◆ Assignment ◆
All that is needed is a count of the lines in this data that contain the word "Plane".

◆ Information provided ◆
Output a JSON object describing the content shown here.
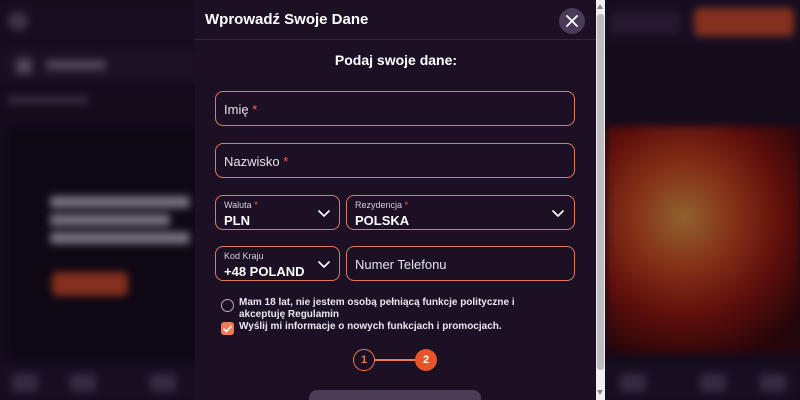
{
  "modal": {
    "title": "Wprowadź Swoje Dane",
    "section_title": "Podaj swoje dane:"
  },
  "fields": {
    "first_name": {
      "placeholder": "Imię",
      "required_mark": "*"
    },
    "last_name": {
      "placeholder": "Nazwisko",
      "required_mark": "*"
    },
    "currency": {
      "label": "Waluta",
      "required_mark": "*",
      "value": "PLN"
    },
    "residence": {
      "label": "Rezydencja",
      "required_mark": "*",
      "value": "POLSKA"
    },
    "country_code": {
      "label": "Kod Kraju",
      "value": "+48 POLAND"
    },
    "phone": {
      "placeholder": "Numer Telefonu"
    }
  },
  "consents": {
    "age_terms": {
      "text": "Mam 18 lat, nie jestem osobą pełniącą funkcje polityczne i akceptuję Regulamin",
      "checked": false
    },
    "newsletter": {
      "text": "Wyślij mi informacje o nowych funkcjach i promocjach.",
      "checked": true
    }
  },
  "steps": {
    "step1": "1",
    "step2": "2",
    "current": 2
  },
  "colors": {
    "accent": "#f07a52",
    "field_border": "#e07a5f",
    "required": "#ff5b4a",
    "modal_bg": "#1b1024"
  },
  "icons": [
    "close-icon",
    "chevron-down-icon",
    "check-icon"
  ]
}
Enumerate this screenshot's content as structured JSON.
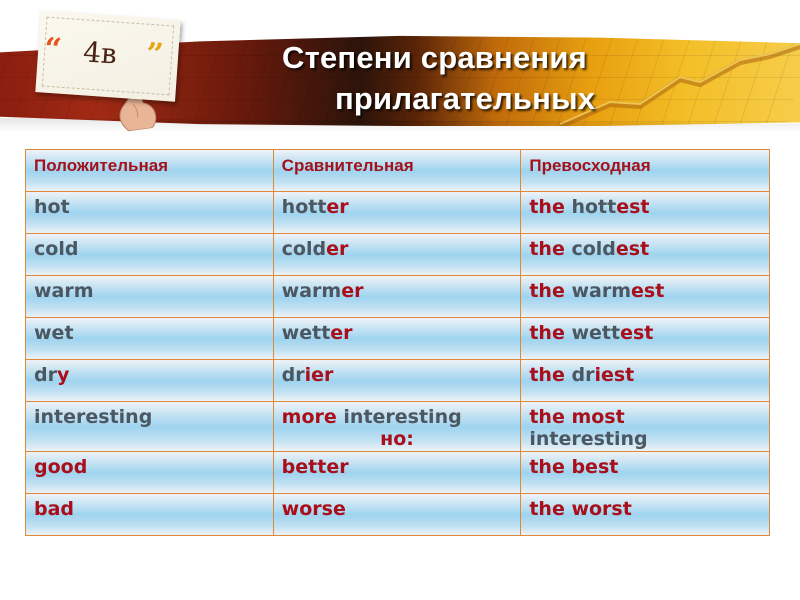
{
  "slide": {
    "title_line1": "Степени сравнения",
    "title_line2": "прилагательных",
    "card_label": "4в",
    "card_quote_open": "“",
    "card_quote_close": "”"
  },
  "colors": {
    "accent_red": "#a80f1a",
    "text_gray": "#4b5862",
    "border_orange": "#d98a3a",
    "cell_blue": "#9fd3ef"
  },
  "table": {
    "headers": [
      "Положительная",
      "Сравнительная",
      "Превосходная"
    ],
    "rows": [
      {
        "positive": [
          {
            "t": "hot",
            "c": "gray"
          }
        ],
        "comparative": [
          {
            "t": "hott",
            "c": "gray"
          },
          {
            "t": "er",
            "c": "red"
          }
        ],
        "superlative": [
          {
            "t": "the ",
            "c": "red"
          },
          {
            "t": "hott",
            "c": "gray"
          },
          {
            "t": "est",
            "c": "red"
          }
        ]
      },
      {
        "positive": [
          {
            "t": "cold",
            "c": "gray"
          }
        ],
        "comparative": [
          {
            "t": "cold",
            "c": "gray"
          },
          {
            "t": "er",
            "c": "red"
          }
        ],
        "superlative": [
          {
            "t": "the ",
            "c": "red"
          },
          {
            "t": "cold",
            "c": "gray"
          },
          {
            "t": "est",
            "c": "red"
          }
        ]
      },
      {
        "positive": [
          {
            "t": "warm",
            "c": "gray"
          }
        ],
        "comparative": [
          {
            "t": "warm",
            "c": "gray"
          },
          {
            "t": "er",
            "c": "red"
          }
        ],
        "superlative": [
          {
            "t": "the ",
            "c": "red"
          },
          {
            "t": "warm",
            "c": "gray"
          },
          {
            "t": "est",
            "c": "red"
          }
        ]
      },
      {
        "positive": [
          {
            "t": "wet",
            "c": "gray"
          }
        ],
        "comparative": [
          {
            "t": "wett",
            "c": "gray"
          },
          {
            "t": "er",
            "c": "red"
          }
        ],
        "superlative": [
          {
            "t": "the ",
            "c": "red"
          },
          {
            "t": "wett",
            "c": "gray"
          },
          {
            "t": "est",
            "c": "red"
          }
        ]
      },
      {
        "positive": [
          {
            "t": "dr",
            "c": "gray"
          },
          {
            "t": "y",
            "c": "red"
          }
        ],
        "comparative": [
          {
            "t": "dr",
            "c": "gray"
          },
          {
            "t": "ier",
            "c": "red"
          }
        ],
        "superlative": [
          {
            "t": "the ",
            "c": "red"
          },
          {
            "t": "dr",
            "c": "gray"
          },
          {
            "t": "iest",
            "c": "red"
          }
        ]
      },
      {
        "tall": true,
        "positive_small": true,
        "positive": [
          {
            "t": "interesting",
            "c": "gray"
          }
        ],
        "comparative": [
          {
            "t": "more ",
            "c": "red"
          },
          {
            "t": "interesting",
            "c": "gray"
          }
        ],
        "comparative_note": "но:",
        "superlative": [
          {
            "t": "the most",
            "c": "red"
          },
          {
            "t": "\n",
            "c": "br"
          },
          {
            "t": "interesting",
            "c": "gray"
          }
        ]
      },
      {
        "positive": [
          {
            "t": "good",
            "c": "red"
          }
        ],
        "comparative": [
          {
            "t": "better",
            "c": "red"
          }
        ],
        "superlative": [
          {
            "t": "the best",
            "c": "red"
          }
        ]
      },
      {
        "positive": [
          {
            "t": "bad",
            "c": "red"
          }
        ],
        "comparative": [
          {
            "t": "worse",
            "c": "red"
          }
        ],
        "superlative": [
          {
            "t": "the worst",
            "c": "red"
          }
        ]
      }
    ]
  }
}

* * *

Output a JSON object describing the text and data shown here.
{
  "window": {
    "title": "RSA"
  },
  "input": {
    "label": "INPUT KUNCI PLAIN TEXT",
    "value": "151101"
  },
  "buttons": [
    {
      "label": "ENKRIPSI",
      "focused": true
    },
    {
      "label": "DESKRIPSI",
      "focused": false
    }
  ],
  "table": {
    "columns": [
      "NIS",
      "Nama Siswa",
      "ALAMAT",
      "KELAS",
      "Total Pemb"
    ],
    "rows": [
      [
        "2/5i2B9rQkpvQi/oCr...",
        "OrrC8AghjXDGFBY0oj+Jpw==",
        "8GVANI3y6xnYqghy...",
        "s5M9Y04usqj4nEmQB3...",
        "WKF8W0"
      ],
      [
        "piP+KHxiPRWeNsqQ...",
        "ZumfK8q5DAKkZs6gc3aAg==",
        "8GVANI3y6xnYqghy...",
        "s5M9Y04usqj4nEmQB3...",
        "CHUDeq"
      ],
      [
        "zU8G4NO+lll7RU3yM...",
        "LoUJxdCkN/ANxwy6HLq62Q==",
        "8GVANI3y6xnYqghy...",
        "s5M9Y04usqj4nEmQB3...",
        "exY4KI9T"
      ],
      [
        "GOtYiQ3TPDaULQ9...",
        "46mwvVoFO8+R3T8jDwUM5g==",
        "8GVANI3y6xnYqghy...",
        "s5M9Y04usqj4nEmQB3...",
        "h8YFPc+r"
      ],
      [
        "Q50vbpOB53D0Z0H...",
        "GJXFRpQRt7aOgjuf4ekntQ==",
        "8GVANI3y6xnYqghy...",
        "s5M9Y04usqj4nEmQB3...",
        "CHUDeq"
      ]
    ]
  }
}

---

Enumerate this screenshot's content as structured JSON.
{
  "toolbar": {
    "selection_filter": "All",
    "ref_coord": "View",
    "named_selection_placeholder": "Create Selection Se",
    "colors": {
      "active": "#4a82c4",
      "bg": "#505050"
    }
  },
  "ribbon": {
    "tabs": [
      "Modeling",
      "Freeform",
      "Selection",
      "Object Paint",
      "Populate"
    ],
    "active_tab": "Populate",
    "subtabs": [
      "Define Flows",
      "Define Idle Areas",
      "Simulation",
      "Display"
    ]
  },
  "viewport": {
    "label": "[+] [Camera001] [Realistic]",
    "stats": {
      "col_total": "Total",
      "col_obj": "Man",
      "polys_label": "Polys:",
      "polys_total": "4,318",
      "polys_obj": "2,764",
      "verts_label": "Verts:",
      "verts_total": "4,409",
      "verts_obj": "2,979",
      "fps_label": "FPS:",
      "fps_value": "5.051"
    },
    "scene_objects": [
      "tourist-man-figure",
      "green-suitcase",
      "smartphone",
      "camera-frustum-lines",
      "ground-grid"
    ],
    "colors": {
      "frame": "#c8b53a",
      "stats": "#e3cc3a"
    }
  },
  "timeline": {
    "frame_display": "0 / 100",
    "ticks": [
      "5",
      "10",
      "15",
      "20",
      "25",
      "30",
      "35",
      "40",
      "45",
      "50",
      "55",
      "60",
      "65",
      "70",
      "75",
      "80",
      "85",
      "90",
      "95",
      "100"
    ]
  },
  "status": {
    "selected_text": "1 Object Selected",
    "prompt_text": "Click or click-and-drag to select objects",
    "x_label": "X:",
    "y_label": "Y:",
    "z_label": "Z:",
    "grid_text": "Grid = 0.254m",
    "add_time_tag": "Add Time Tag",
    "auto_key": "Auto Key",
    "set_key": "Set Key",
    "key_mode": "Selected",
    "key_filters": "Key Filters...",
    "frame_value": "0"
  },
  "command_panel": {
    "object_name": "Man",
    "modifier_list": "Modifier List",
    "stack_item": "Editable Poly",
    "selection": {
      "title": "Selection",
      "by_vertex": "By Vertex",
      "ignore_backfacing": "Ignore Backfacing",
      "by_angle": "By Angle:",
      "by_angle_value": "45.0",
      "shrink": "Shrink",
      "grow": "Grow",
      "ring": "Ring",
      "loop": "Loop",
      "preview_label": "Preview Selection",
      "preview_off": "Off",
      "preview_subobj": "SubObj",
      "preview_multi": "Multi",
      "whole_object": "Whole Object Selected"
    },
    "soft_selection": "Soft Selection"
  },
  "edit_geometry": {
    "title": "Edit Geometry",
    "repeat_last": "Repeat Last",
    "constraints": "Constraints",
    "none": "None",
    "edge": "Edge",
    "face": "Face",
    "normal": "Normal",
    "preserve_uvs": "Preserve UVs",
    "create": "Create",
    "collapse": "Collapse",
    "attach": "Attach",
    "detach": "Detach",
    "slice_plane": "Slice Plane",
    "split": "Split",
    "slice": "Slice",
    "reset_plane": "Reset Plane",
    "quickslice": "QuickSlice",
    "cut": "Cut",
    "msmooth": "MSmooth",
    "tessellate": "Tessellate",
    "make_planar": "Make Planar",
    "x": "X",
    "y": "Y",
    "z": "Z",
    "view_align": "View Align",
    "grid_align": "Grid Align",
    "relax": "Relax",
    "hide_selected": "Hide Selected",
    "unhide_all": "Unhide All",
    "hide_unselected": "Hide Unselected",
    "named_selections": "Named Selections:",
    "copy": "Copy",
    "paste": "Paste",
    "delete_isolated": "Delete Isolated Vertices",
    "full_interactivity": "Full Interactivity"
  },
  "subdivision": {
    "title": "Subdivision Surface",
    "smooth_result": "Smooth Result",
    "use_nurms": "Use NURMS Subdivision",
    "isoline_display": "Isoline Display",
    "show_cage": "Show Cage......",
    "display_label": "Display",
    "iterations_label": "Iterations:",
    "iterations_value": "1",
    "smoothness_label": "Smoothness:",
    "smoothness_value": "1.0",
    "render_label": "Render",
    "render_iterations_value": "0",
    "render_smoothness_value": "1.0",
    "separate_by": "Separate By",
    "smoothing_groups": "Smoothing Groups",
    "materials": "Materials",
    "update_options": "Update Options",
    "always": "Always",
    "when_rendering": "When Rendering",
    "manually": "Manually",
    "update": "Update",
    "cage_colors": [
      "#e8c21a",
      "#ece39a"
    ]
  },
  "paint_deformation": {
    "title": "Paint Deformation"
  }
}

◆ Task result ◆
2